“Even though I feel so sad, I didn't look good, I was so fat, I recognize today that this happened a long time ago, and I have already changed my body.
We tapped like that with some variations to the phrases until his sadness went down to a 0. Then, his emotion switched to humiliation, and it was a 5 so we tapped:
Even though I felt so humiliated, and I was supposed to have fun, but one of the kids told me: You don't need a tube, because you already have a spare tire. I accept that I am having this problem.
Even though everybody laughed at me, and I couldn't say a word, it was so humiliating for me, I am opening to the possibility that I can feel better.
Even though I felt all this shame, I was so fat, everybody was making fun of me, I am O.K. And I know that I already transformed my body, now I want to transform my mindset. I am believing that I am more than good enough and that I am worthy of respect.
After a while, Clark could not feel any of the shame or the humiliation. He also said that his neck didn't hurt at all.
Just to be sure, that he had cleared these specific negative emotions, related to the river event, I asked him to close his eyes, and picture himself at the river with all his friends, and go through everything that happened that day, see that boy that said with a screaming voice “You don't need a tube, you already have a spare tire” See everybody laughing and making fun of him.

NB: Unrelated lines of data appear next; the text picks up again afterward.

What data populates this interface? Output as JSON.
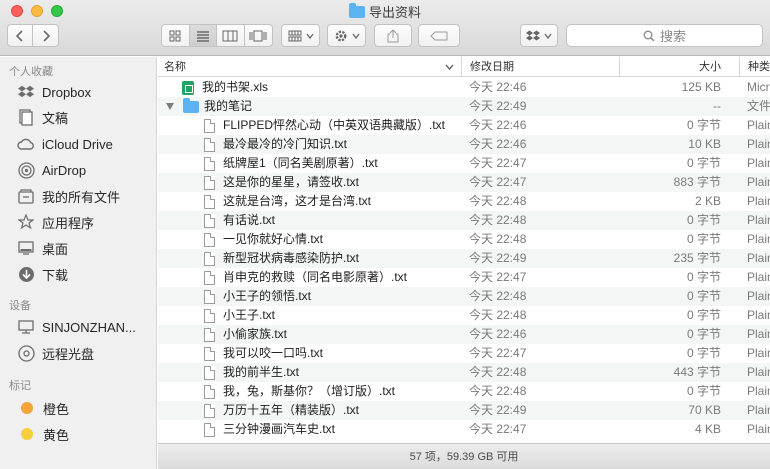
{
  "window": {
    "title": "导出资料"
  },
  "toolbar": {
    "back_icon": "chevron-left-icon",
    "forward_icon": "chevron-right-icon",
    "view_icons": [
      "grid-view-icon",
      "list-view-icon",
      "column-view-icon",
      "cover-flow-icon"
    ],
    "active_view": "list",
    "search_placeholder": "搜索"
  },
  "sidebar": {
    "favorites_header": "个人收藏",
    "favorites": [
      {
        "label": "Dropbox",
        "icon": "dropbox-icon"
      },
      {
        "label": "文稿",
        "icon": "documents-icon"
      },
      {
        "label": "iCloud Drive",
        "icon": "cloud-icon"
      },
      {
        "label": "AirDrop",
        "icon": "airdrop-icon"
      },
      {
        "label": "我的所有文件",
        "icon": "all-files-icon"
      },
      {
        "label": "应用程序",
        "icon": "applications-icon"
      },
      {
        "label": "桌面",
        "icon": "desktop-icon"
      },
      {
        "label": "下载",
        "icon": "download-icon"
      }
    ],
    "devices_header": "设备",
    "devices": [
      {
        "label": "SINJONZHAN...",
        "icon": "computer-icon"
      },
      {
        "label": "远程光盘",
        "icon": "disc-icon"
      }
    ],
    "tags_header": "标记",
    "tags": [
      {
        "label": "橙色",
        "color": "#f6a33a"
      },
      {
        "label": "黄色",
        "color": "#f7cf3c"
      }
    ]
  },
  "columns": {
    "name": "名称",
    "date": "修改日期",
    "size": "大小",
    "kind": "种类"
  },
  "files": [
    {
      "name": "我的书架.xls",
      "date": "今天 22:46",
      "size": "125 KB",
      "kind": "Micr",
      "type": "xls",
      "indent": 0
    },
    {
      "name": "我的笔记",
      "date": "今天 22:49",
      "size": "--",
      "kind": "文件",
      "type": "folder",
      "indent": 0
    },
    {
      "name": "FLIPPED怦然心动（中英双语典藏版）.txt",
      "date": "今天 22:46",
      "size": "0 字节",
      "kind": "Plain",
      "type": "txt",
      "indent": 1
    },
    {
      "name": "最冷最冷的冷门知识.txt",
      "date": "今天 22:46",
      "size": "10 KB",
      "kind": "Plain",
      "type": "txt",
      "indent": 1
    },
    {
      "name": "纸牌屋1（同名美剧原著）.txt",
      "date": "今天 22:47",
      "size": "0 字节",
      "kind": "Plain",
      "type": "txt",
      "indent": 1
    },
    {
      "name": "这是你的星星，请签收.txt",
      "date": "今天 22:47",
      "size": "883 字节",
      "kind": "Plain",
      "type": "txt",
      "indent": 1
    },
    {
      "name": "这就是台湾，这才是台湾.txt",
      "date": "今天 22:48",
      "size": "2 KB",
      "kind": "Plain",
      "type": "txt",
      "indent": 1
    },
    {
      "name": "有话说.txt",
      "date": "今天 22:48",
      "size": "0 字节",
      "kind": "Plain",
      "type": "txt",
      "indent": 1
    },
    {
      "name": "一见你就好心情.txt",
      "date": "今天 22:48",
      "size": "0 字节",
      "kind": "Plain",
      "type": "txt",
      "indent": 1
    },
    {
      "name": "新型冠状病毒感染防护.txt",
      "date": "今天 22:49",
      "size": "235 字节",
      "kind": "Plain",
      "type": "txt",
      "indent": 1
    },
    {
      "name": "肖申克的救赎（同名电影原著）.txt",
      "date": "今天 22:47",
      "size": "0 字节",
      "kind": "Plain",
      "type": "txt",
      "indent": 1
    },
    {
      "name": "小王子的领悟.txt",
      "date": "今天 22:48",
      "size": "0 字节",
      "kind": "Plain",
      "type": "txt",
      "indent": 1
    },
    {
      "name": "小王子.txt",
      "date": "今天 22:48",
      "size": "0 字节",
      "kind": "Plain",
      "type": "txt",
      "indent": 1
    },
    {
      "name": "小偷家族.txt",
      "date": "今天 22:46",
      "size": "0 字节",
      "kind": "Plain",
      "type": "txt",
      "indent": 1
    },
    {
      "name": "我可以咬一口吗.txt",
      "date": "今天 22:47",
      "size": "0 字节",
      "kind": "Plain",
      "type": "txt",
      "indent": 1
    },
    {
      "name": "我的前半生.txt",
      "date": "今天 22:48",
      "size": "443 字节",
      "kind": "Plain",
      "type": "txt",
      "indent": 1
    },
    {
      "name": "我，兔，斯基你？（增订版）.txt",
      "date": "今天 22:48",
      "size": "0 字节",
      "kind": "Plain",
      "type": "txt",
      "indent": 1
    },
    {
      "name": "万历十五年（精装版）.txt",
      "date": "今天 22:49",
      "size": "70 KB",
      "kind": "Plain",
      "type": "txt",
      "indent": 1
    },
    {
      "name": "三分钟漫画汽车史.txt",
      "date": "今天 22:47",
      "size": "4 KB",
      "kind": "Plain",
      "type": "txt",
      "indent": 1
    }
  ],
  "status": {
    "text": "57 项，59.39 GB 可用"
  }
}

When Clark was done, he said: “It is just something that happened, we were all kids, kids do that, it was a phase, that is all it was” He also
reported again that his neck didn't hurt at all and that he felt more relaxed.
Just to test him even more, I yelled at him: Oh my God, you don't need a tube, you already have a spare tire. He laughed and said that he was actually looking forward to going to the pool and seeing everybody, this time, he will take his shirt off.
I am happy for Clark, he has just begun his path to Emotional Freedom, so I will see him for the continuation of his program.
P.S. When Clark came back, he told me that he had gone to the pool, he took his shirt off, he walked all over the place, feeling very proud of his athletic body! He said that people gave him lots of compliments and that he felt good receiving them.
Round Rock, Texas, US
From the EFTfree Archives, which are now a part of EFT International .
Originally published on Oct 13, 2013.